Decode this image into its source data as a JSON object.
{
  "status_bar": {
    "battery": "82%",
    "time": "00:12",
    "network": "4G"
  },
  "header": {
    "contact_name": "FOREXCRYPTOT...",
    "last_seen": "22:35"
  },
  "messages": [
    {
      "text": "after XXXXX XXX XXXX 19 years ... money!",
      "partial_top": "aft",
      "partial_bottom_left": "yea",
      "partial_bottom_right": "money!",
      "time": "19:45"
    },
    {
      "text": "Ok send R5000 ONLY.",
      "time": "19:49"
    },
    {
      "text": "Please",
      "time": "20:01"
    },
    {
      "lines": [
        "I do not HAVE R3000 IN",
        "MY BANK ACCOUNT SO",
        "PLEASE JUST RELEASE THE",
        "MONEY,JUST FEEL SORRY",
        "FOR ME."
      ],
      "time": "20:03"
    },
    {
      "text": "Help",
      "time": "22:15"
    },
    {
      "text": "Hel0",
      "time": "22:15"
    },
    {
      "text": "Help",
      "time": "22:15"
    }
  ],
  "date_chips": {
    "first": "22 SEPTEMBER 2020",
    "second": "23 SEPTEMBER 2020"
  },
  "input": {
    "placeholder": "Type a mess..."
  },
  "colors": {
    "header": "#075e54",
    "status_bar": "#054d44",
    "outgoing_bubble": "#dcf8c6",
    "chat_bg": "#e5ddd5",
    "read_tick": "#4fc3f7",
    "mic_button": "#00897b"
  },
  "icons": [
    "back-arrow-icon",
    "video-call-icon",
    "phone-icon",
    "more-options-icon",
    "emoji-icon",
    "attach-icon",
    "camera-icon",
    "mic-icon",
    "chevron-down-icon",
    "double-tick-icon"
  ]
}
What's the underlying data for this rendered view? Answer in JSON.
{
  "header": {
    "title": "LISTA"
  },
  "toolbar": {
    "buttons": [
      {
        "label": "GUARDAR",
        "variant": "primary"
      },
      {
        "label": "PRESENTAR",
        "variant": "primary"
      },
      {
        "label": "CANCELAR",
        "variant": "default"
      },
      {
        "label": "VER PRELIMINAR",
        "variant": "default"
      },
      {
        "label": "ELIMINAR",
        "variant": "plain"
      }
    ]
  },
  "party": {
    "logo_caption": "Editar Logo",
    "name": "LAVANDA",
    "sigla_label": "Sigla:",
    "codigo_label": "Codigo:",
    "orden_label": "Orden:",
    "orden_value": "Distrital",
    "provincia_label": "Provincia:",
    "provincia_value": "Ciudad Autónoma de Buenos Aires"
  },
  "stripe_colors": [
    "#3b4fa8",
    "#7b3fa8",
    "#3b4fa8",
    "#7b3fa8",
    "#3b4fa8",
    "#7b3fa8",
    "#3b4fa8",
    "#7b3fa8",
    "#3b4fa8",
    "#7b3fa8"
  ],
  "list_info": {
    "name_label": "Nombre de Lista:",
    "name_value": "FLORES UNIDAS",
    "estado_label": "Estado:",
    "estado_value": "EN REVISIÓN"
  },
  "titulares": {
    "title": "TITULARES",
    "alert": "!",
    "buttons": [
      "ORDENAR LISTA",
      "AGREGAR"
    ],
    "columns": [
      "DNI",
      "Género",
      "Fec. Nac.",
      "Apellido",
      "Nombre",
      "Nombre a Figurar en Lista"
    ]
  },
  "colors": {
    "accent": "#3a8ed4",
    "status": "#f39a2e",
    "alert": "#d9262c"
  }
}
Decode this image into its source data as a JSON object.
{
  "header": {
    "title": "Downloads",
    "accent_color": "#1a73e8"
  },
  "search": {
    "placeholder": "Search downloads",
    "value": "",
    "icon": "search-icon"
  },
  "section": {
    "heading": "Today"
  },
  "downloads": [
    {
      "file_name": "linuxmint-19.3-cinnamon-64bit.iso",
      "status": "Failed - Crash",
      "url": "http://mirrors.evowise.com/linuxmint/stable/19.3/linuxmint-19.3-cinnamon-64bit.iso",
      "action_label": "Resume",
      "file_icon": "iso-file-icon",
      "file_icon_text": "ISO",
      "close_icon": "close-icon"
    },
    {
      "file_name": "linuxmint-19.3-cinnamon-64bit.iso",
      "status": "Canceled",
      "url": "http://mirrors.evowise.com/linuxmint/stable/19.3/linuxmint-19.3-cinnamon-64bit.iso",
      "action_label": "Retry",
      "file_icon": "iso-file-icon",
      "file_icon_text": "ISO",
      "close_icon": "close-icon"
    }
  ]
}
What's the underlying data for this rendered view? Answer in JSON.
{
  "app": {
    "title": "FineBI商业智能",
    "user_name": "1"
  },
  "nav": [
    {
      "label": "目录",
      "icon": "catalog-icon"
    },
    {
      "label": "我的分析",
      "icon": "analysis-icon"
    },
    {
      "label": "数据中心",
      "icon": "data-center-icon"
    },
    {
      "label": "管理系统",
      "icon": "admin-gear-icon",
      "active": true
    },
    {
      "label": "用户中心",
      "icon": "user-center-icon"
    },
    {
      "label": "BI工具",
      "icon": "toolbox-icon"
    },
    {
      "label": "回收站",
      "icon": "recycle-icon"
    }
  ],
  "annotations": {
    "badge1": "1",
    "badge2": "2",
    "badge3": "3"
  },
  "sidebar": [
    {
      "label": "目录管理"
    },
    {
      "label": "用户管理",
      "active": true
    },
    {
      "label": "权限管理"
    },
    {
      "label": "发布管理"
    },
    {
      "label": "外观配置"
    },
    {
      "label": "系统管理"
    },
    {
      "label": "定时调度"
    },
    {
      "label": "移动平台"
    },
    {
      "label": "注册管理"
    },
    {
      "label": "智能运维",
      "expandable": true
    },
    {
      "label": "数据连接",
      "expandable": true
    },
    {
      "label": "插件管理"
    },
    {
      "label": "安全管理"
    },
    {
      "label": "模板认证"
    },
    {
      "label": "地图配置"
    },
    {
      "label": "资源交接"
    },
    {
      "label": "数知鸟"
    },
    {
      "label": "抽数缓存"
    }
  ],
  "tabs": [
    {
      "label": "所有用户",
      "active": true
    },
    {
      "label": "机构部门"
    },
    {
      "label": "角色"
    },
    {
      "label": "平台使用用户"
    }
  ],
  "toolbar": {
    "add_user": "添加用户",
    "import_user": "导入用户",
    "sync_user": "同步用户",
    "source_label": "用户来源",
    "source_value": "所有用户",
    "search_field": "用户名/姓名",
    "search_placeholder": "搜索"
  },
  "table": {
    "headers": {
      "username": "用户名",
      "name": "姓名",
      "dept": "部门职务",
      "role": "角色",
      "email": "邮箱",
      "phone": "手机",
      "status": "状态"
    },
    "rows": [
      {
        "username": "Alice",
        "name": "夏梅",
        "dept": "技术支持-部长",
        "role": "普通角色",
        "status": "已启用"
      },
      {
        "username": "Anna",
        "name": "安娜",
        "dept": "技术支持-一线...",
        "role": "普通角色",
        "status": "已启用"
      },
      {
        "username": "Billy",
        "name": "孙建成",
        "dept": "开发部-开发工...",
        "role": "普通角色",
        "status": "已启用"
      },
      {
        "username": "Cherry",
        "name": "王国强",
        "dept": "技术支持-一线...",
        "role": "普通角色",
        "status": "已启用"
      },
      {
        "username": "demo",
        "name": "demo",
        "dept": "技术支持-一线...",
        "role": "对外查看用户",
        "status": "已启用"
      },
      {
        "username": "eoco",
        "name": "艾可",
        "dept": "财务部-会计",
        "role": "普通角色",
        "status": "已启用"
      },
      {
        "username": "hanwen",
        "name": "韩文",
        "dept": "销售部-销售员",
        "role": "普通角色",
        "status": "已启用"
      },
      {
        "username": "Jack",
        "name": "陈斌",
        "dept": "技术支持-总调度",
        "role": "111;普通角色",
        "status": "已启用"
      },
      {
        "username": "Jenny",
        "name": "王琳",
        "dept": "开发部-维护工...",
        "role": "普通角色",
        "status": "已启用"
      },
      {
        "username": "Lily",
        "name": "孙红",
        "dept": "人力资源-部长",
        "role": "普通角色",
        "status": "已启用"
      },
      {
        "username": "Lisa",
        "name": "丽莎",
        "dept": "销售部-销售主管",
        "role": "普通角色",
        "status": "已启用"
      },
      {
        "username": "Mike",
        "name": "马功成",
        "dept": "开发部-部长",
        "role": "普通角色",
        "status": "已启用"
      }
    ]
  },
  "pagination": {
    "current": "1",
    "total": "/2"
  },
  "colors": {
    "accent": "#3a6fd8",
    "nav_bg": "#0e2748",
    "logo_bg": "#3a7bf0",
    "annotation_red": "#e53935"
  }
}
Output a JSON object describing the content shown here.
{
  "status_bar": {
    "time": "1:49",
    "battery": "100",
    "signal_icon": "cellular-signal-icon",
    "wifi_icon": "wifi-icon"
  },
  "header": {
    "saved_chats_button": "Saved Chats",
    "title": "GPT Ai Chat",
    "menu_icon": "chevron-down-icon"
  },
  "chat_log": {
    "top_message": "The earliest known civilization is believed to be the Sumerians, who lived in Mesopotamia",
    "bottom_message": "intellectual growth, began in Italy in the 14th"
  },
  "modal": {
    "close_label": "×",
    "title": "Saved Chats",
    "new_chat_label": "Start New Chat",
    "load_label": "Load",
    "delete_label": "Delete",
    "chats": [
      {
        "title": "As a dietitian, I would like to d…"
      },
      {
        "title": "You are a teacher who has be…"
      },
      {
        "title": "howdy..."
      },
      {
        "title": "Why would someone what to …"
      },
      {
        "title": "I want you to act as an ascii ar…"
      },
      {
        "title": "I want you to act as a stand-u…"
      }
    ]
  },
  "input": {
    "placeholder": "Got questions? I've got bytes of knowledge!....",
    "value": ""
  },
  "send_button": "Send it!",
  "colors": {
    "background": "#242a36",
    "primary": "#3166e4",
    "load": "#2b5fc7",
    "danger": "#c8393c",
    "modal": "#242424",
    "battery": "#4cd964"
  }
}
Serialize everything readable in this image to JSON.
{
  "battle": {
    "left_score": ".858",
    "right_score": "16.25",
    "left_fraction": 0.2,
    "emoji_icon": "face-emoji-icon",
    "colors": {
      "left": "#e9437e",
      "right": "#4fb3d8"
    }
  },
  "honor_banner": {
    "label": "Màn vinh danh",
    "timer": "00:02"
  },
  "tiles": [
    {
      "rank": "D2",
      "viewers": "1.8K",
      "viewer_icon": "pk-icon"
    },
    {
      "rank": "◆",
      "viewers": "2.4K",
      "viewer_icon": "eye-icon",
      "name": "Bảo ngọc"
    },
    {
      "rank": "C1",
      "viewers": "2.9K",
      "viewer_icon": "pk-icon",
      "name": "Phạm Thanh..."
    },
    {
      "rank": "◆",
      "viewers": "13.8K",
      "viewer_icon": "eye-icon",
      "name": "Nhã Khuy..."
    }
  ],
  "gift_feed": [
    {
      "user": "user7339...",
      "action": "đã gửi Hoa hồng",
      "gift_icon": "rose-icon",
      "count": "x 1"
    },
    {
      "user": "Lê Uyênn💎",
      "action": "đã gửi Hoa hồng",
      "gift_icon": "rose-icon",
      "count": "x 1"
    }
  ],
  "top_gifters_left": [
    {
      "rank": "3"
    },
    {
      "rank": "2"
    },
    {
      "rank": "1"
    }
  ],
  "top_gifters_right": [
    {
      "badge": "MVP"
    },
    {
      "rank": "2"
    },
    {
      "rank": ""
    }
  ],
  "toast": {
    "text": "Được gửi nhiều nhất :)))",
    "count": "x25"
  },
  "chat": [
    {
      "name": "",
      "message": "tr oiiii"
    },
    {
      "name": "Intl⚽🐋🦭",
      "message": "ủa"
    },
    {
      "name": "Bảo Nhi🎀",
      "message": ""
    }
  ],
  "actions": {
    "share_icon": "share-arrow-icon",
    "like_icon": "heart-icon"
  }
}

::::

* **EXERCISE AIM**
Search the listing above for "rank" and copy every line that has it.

* **ANSWER BOX**
      "rank": "D2",
      "rank": "◆",
      "rank": "C1",
      "rank": "◆",
      "rank": "3"
      "rank": "2"
      "rank": "1"
      "rank": "2"
      "rank": ""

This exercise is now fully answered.